The Complaint alleged that the acquisition would eliminate actual competition between Columbia and MCH in the relevant market; increase the already high level of concentration in the relevant market; eliminate MCH hospital as a substantial independent competitive force in the relevant market; enhance the likelihood of collusion or interdependent coordination between or among the firms in the relevant market; and deny free and open competition based on price, quality and service in the provision of acute-care inpatient hospital services in the relevant market.
The presumption is that setting aside the general prior approval requirement in this Order is in the public interest. There is no evidence in the record to rebut that presumption, i.e., Columbia acquired MCH. Accordingly, the Commission has determined to reopen the proceedings and modify the Order to eliminate the prior approval requirement and substitute a prior notice provision for it.
Prior notification is appropriate for acquisitions in the relevant market because the record evidences a credible risk that the Respondent could engage in future anticompetitive acquisitions that would not be subject to the premerger notification and waiting period requirements of the HSR Act. The relevant market is local, and the acquisition price of an acute care hospital, or a portion thereof, could fall below the size-of-transaction threshold in the HSR Act. Accordingly, pursuant to the Prior Approval Policy Statement and the Respondents request, the Commission has determined to modify Paragraph II of the Order to substitute a prior notification requirement for the existing prior approval requirement .
Accordingly, IT IS ORDERED that this matter be, and it hereby is, reopened; and
IT IS FURTHER ORDERED that Paragraph II of the Order be, and it hereby is, modified, as of the effective date of this order, to read as follows:
IT IS FURTHER ORDERED that, for a period of ten (10) years from the date this Order becomes final, Respondent shall not, without prior notification of the Commission:
Provided, however, that such prior notification shall not be required for:
The prior notifications required by this Paragraph II shall be given on the Notification and Report Form set forth in the Appendix to Part 803 of Title 16 of the Code of Federal Regulations, as amended (hereinafter referred to as "the Notification"), and shall be prepared and transmitted in accordance with the requirements of that part, except that no filing fee will be required for any such notification, notification shall be filed with the Secretary of the Commission, notification need not be made to the United States Department of Justice, and notification is required only of respondent and not of any other party to the transaction. Respondent shall provide the Notification to the Commission at least thirty days prior to consummating any such transaction (hereinafter referred to as the "first waiting period"). If, within the first waiting period, representatives of the Commission make a written request for additional information, respondent shall not consummate the transaction until thirty days after substantially complying with such request for additional information.
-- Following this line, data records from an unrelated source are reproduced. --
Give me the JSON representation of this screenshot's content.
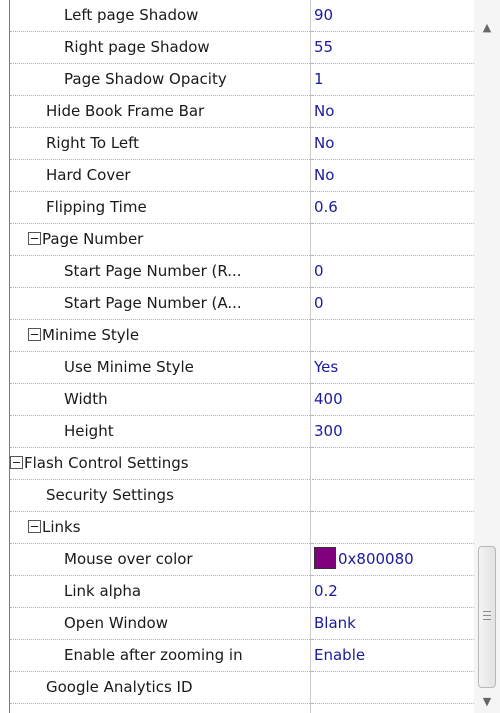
{
  "rows": [
    {
      "label": "Left page Shadow",
      "value": "90"
    },
    {
      "label": "Right page Shadow",
      "value": "55"
    },
    {
      "label": "Page Shadow Opacity",
      "value": "1"
    },
    {
      "label": "Hide Book Frame Bar",
      "value": "No"
    },
    {
      "label": "Right To Left",
      "value": "No"
    },
    {
      "label": "Hard Cover",
      "value": "No"
    },
    {
      "label": "Flipping Time",
      "value": "0.6"
    },
    {
      "label": "Page Number",
      "value": ""
    },
    {
      "label": "Start Page Number (R...",
      "value": "0"
    },
    {
      "label": "Start Page Number (A...",
      "value": "0"
    },
    {
      "label": "Minime Style",
      "value": ""
    },
    {
      "label": "Use Minime Style",
      "value": "Yes"
    },
    {
      "label": "Width",
      "value": "400"
    },
    {
      "label": "Height",
      "value": "300"
    },
    {
      "label": "Flash Control Settings",
      "value": ""
    },
    {
      "label": "Security Settings",
      "value": ""
    },
    {
      "label": "Links",
      "value": ""
    },
    {
      "label": "Mouse over color",
      "value": "0x800080"
    },
    {
      "label": "Link alpha",
      "value": "0.2"
    },
    {
      "label": "Open Window",
      "value": "Blank"
    },
    {
      "label": "Enable after zooming in",
      "value": "Enable"
    },
    {
      "label": "Google Analytics ID",
      "value": ""
    }
  ],
  "colors": {
    "value_text": "#1b1b9e",
    "mouse_over_swatch": "#800080"
  },
  "icons": {
    "expander": "collapse-minus-box-icon",
    "scroll_up": "scroll-up-arrow-icon",
    "scroll_down": "scroll-down-arrow-icon"
  }
}
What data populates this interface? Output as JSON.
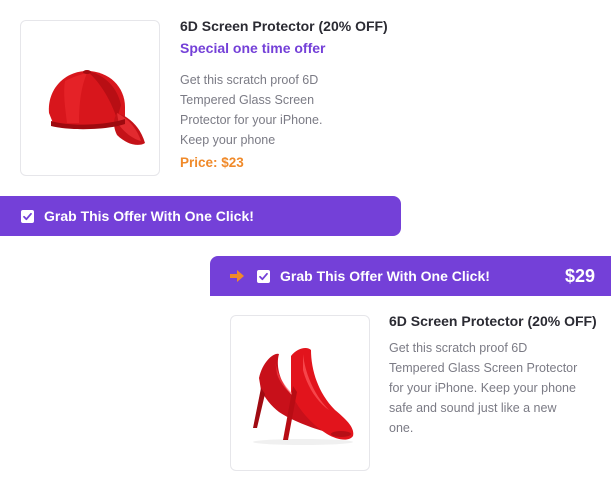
{
  "offer1": {
    "image_alt": "red baseball cap",
    "title": "6D Screen Protector (20% OFF)",
    "subtitle": "Special one time offer",
    "description": "Get this scratch proof 6D Tempered Glass Screen Protector for your iPhone. Keep your phone",
    "price": "Price: $23",
    "checkbox_label": "Grab This Offer With One Click!",
    "checked": true
  },
  "offer2": {
    "image_alt": "red high heel shoes",
    "title": "6D Screen Protector (20% OFF)",
    "description": "Get this scratch proof 6D Tempered Glass Screen Protector for your iPhone. Keep your phone safe and sound just like a new one.",
    "price": "$29",
    "checkbox_label": "Grab This Offer With One Click!",
    "checked": true,
    "arrow_icon": "arrow-right-icon"
  },
  "colors": {
    "accent": "#7440d8",
    "price": "#f08a2a",
    "product_red": "#d8161c"
  }
}
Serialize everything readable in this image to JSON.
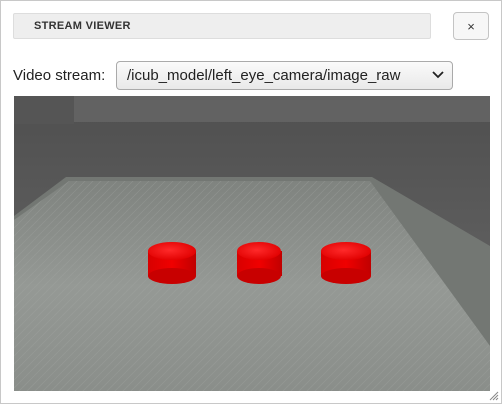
{
  "window": {
    "title": "STREAM VIEWER",
    "close_label": "×"
  },
  "stream": {
    "label": "Video stream:",
    "selected": "/icub_model/left_eye_camera/image_raw"
  },
  "colors": {
    "cylinder_red": "#e00000",
    "floor_gray": "#5e5e5e",
    "platform_gray": "#8c908c"
  },
  "icons": {
    "close": "close-icon",
    "dropdown": "chevron-down-icon",
    "resize": "resize-grip-icon"
  }
}
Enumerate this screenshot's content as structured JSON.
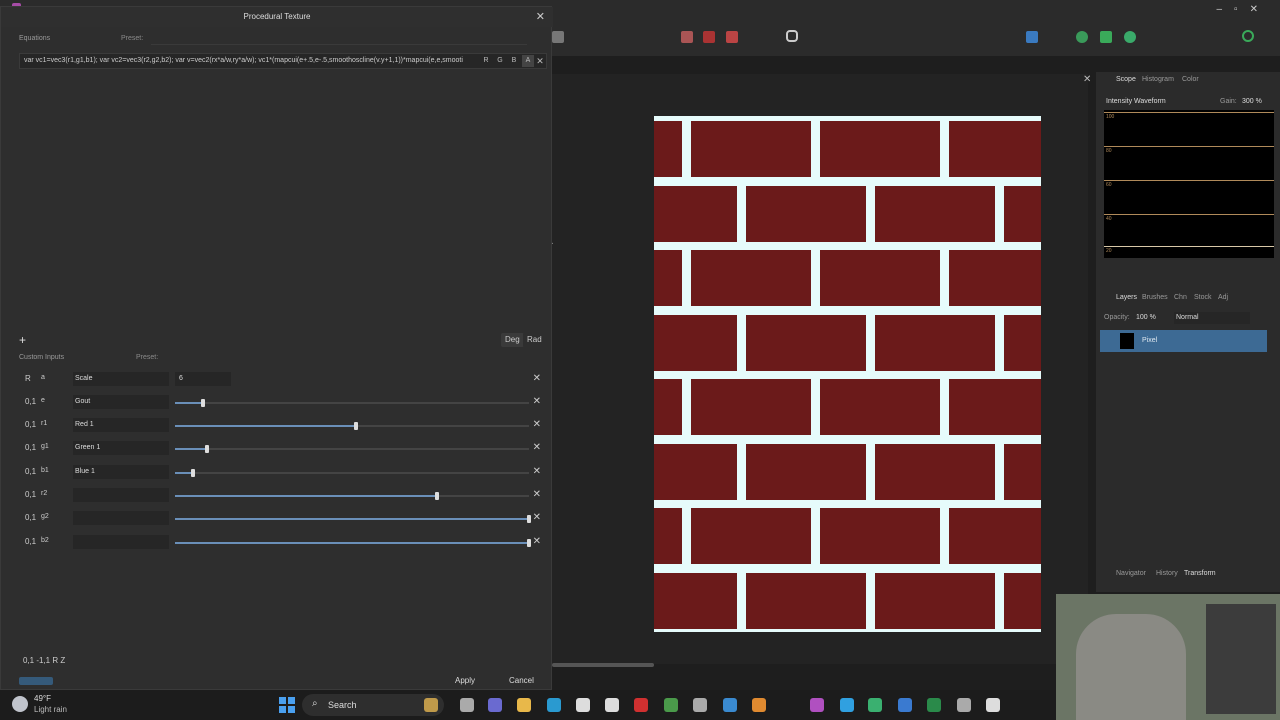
{
  "dialog": {
    "title": "Procedural Texture",
    "equations_label": "Equations",
    "preset_label": "Preset:",
    "equation_text": "var vc1=vec3(r1,g1,b1); var vc2=vec3(r2,g2,b2); var v=vec2(rx*a/w,ry*a/w); vc1*(mapcui(e+.5,e-.5,smoothoscline(v.y+1,1))*mapcui(e,e,smooti",
    "channels": [
      "R",
      "G",
      "B",
      "A"
    ],
    "add_symbol": "+",
    "deg_label": "Deg",
    "rad_label": "Rad",
    "custom_inputs_label": "Custom Inputs",
    "custom_preset_label": "Preset:",
    "inputs": [
      {
        "type": "R",
        "var": "a",
        "name": "Scale",
        "value": "6",
        "kind": "number"
      },
      {
        "type": "0,1",
        "var": "e",
        "name": "Gout",
        "level": 0.08,
        "kind": "slider"
      },
      {
        "type": "0,1",
        "var": "r1",
        "name": "Red 1",
        "level": 0.51,
        "kind": "slider"
      },
      {
        "type": "0,1",
        "var": "g1",
        "name": "Green 1",
        "level": 0.09,
        "kind": "slider"
      },
      {
        "type": "0,1",
        "var": "b1",
        "name": "Blue 1",
        "level": 0.05,
        "kind": "slider"
      },
      {
        "type": "0,1",
        "var": "r2",
        "name": "",
        "level": 0.74,
        "kind": "slider"
      },
      {
        "type": "0,1",
        "var": "g2",
        "name": "",
        "level": 1.0,
        "kind": "slider"
      },
      {
        "type": "0,1",
        "var": "b2",
        "name": "",
        "level": 1.0,
        "kind": "slider"
      }
    ],
    "footer_types": "0,1 -1,1 R Z",
    "apply_label": "Apply",
    "cancel_label": "Cancel"
  },
  "right_panel": {
    "tabs": [
      "Scope",
      "Histogram",
      "Color"
    ],
    "scope_mode": "Intensity Waveform",
    "gain_label": "Gain:",
    "gain_value": "300 %",
    "scope_ticks": [
      "100",
      "80",
      "60",
      "40",
      "20",
      "0"
    ],
    "layer_tabs": [
      "Layers",
      "Brushes",
      "Chn",
      "Stock",
      "Adj"
    ],
    "opacity_label": "Opacity:",
    "opacity_value": "100 %",
    "blend_mode": "Normal",
    "layer_name": "Pixel",
    "bottom_tabs": [
      "Navigator",
      "History",
      "Transform"
    ]
  },
  "taskbar": {
    "temperature": "49°F",
    "weather": "Light rain",
    "search_label": "Search"
  },
  "colors": {
    "brick": "#6b1a1a",
    "mortar": "#e6fbfb",
    "accent": "#6a8fb8"
  }
}
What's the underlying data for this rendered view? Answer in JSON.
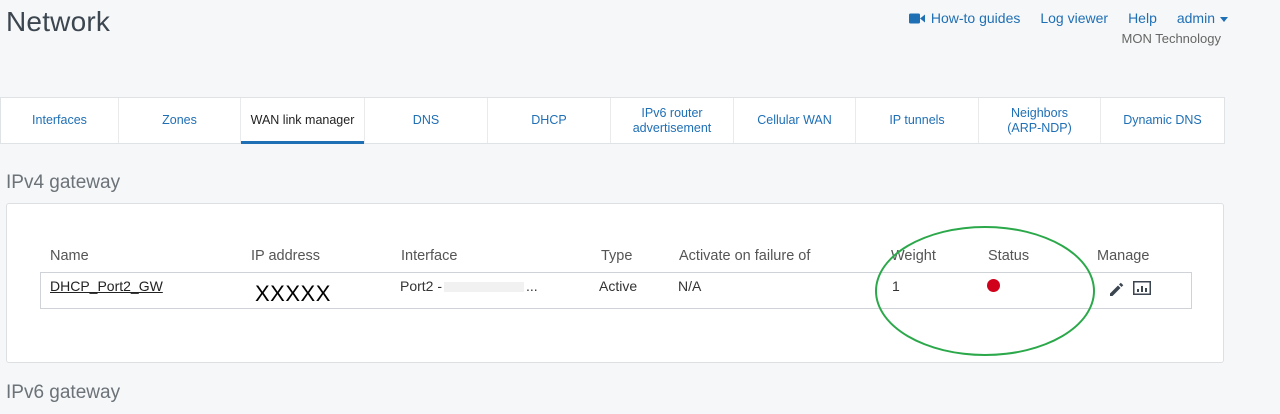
{
  "header": {
    "title": "Network",
    "org_name": "MON Technology",
    "nav": {
      "howto": "How-to guides",
      "logviewer": "Log viewer",
      "help": "Help",
      "user": "admin"
    },
    "icons": {
      "video": "video-camera-icon",
      "user_caret": "chevron-down-icon"
    }
  },
  "tabs": [
    {
      "label": "Interfaces",
      "active": false
    },
    {
      "label": "Zones",
      "active": false
    },
    {
      "label": "WAN link manager",
      "active": true
    },
    {
      "label": "DNS",
      "active": false
    },
    {
      "label": "DHCP",
      "active": false
    },
    {
      "label": "IPv6 router advertisement",
      "active": false
    },
    {
      "label": "Cellular WAN",
      "active": false
    },
    {
      "label": "IP tunnels",
      "active": false
    },
    {
      "label": "Neighbors (ARP-NDP)",
      "active": false
    },
    {
      "label": "Dynamic DNS",
      "active": false
    }
  ],
  "ipv4": {
    "title": "IPv4 gateway",
    "columns": {
      "name": "Name",
      "ip": "IP address",
      "interface": "Interface",
      "type": "Type",
      "activate": "Activate on failure of",
      "weight": "Weight",
      "status": "Status",
      "manage": "Manage"
    },
    "rows": [
      {
        "name": "DHCP_Port2_GW",
        "ip": "XXXXX",
        "interface_prefix": "Port2 -",
        "interface_suffix": "...",
        "type": "Active",
        "activate": "N/A",
        "weight": "1",
        "status_color": "#d0021b"
      }
    ],
    "icons": {
      "edit": "pencil-icon",
      "chart": "bar-chart-icon"
    }
  },
  "ipv6": {
    "title": "IPv6 gateway"
  },
  "colors": {
    "accent": "#1f6fb5",
    "annotation": "#2ba84a",
    "status_down": "#d0021b"
  }
}
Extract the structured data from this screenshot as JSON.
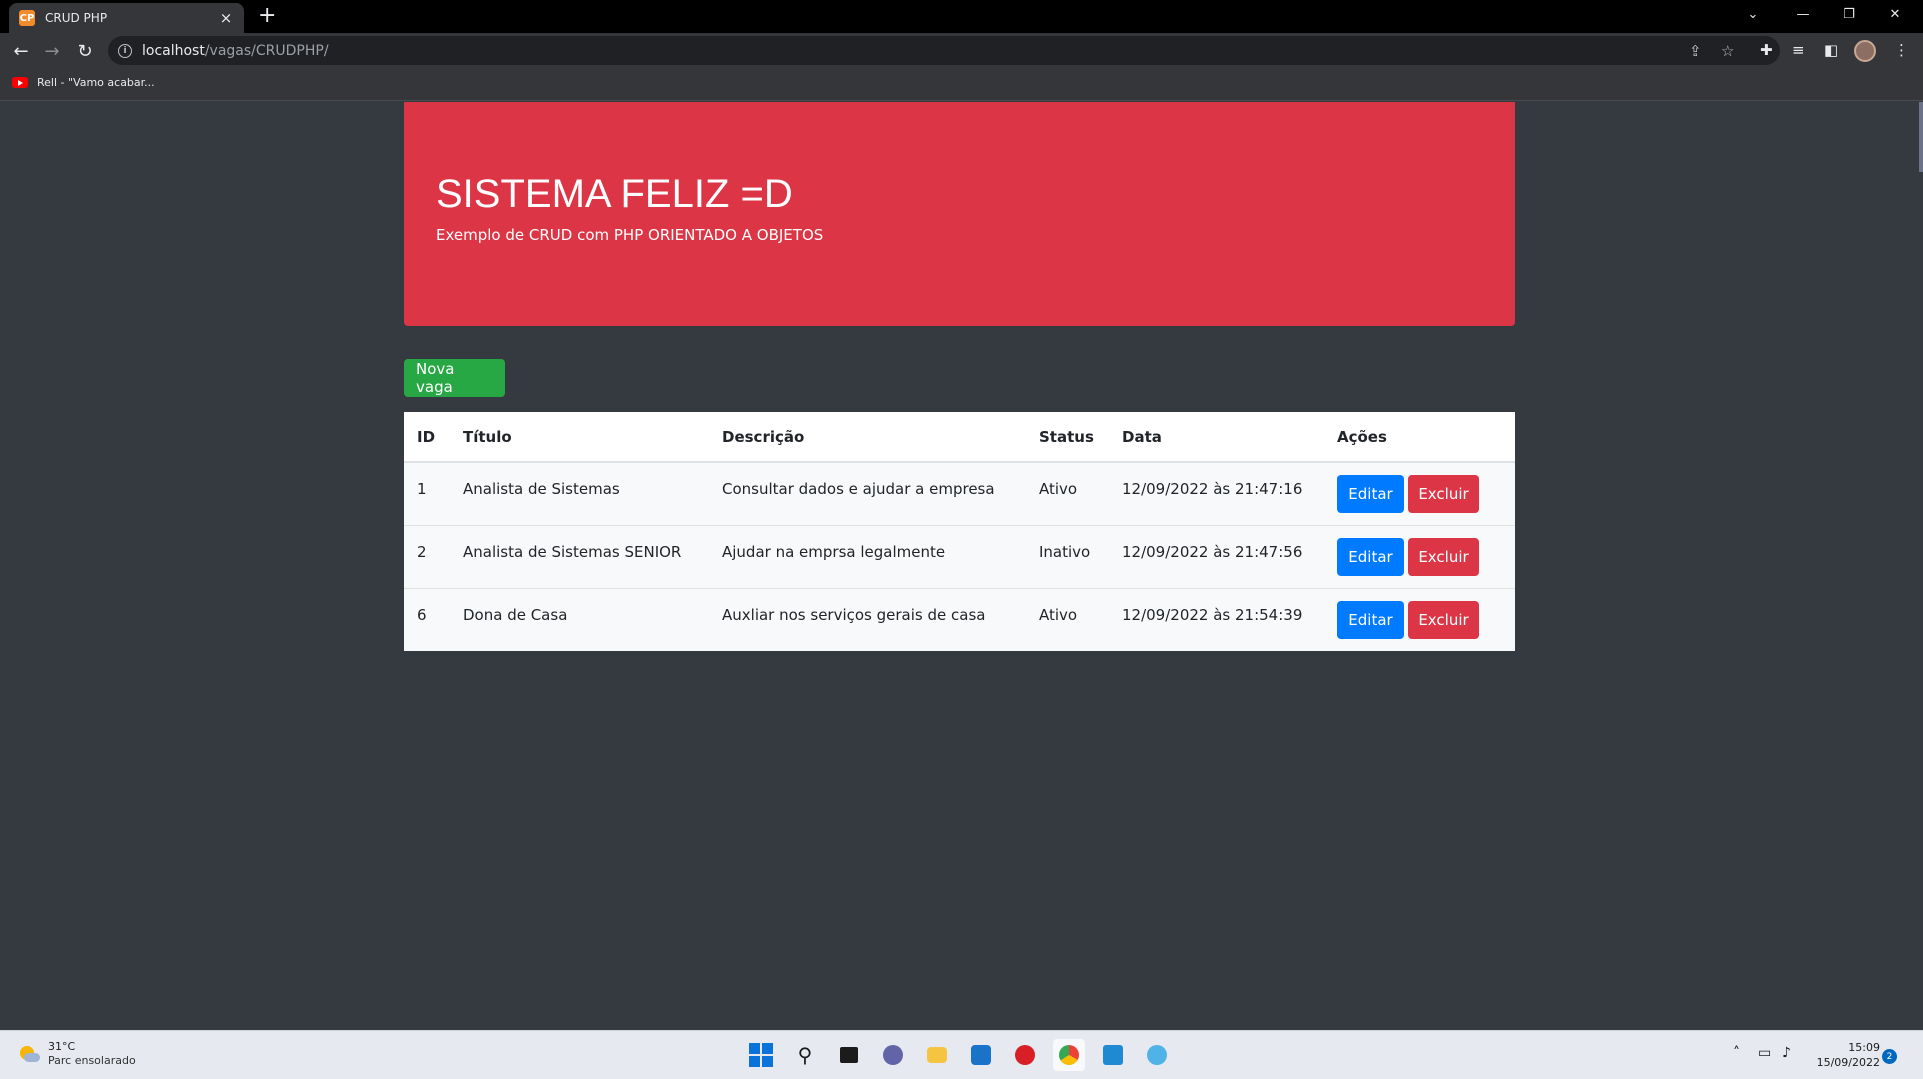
{
  "browser": {
    "tab_title": "CRUD PHP",
    "tab_favicon_text": "CP",
    "close_glyph": "×",
    "new_tab_glyph": "+",
    "url_host": "localhost",
    "url_path": "/vagas/CRUDPHP/",
    "bookmark": "Rell - \"Vamo acabar..."
  },
  "header": {
    "title": "SISTEMA FELIZ =D",
    "subtitle": "Exemplo de CRUD com PHP ORIENTADO A OBJETOS"
  },
  "actions": {
    "new_label": "Nova vaga"
  },
  "table": {
    "headers": [
      "ID",
      "Título",
      "Descrição",
      "Status",
      "Data",
      "Ações"
    ],
    "rows": [
      {
        "id": "1",
        "titulo": "Analista de Sistemas",
        "descricao": "Consultar dados e ajudar a empresa",
        "status": "Ativo",
        "data": "12/09/2022 às 21:47:16"
      },
      {
        "id": "2",
        "titulo": "Analista de Sistemas SENIOR",
        "descricao": "Ajudar na emprsa legalmente",
        "status": "Inativo",
        "data": "12/09/2022 às 21:47:56"
      },
      {
        "id": "6",
        "titulo": "Dona de Casa",
        "descricao": "Auxliar nos serviços gerais de casa",
        "status": "Ativo",
        "data": "12/09/2022 às 21:54:39"
      }
    ],
    "edit_label": "Editar",
    "delete_label": "Excluir"
  },
  "taskbar": {
    "temperature": "31°C",
    "weather": "Parc ensolarado",
    "time": "15:09",
    "date": "15/09/2022",
    "notifications": "2"
  },
  "colors": {
    "header_bg": "#dc3545",
    "page_bg": "#343a40",
    "success": "#28a745",
    "primary": "#007bff",
    "danger": "#dc3545"
  }
}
Early termination of the waiting periods in this paragraph may be requested and, where appropriate, granted by letter from the Bureau of Competition. Notwithstanding, prior notification shall not be required by this paragraph for a transaction for which notification is required to be made, and has been made, pursuant to Section 7A of the Clayton Act, 15 U.S.C. § 18a.
By the Commission, Commissioner Swindle dissenting.
Donald S. Clark
ISSUED: August 14, 1998
(1) 1 60 Fed. Reg. 39745-47 (Aug. 3, 1995); 4 Trade Reg. Rep. (CCH) ¶ 13,241.